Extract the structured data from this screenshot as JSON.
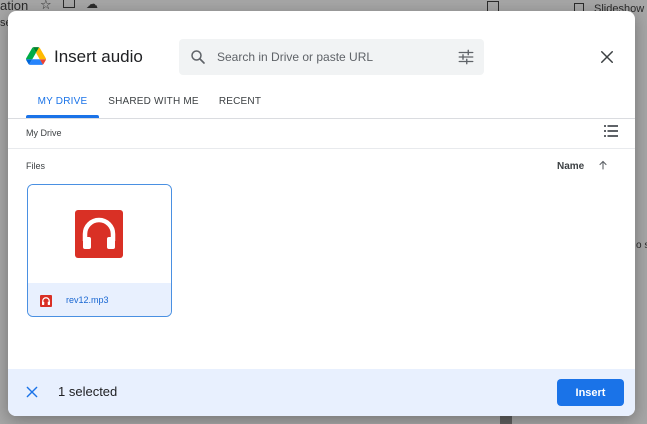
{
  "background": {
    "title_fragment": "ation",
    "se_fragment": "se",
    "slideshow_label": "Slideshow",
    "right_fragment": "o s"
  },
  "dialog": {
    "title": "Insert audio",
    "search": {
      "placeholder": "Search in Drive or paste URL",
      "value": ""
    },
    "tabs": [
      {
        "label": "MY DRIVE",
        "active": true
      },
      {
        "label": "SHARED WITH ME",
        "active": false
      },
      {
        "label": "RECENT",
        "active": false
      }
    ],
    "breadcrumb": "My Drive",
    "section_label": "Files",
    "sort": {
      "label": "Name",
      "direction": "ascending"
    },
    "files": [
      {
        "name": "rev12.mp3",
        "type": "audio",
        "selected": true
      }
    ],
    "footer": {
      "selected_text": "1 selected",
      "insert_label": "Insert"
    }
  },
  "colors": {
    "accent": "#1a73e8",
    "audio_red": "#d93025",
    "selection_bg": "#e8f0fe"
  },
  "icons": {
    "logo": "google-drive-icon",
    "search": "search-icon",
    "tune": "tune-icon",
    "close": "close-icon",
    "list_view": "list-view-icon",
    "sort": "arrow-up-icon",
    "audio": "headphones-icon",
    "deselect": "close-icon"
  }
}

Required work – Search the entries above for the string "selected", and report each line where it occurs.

Task output –
        "selected": true
      "selected_text": "1 selected",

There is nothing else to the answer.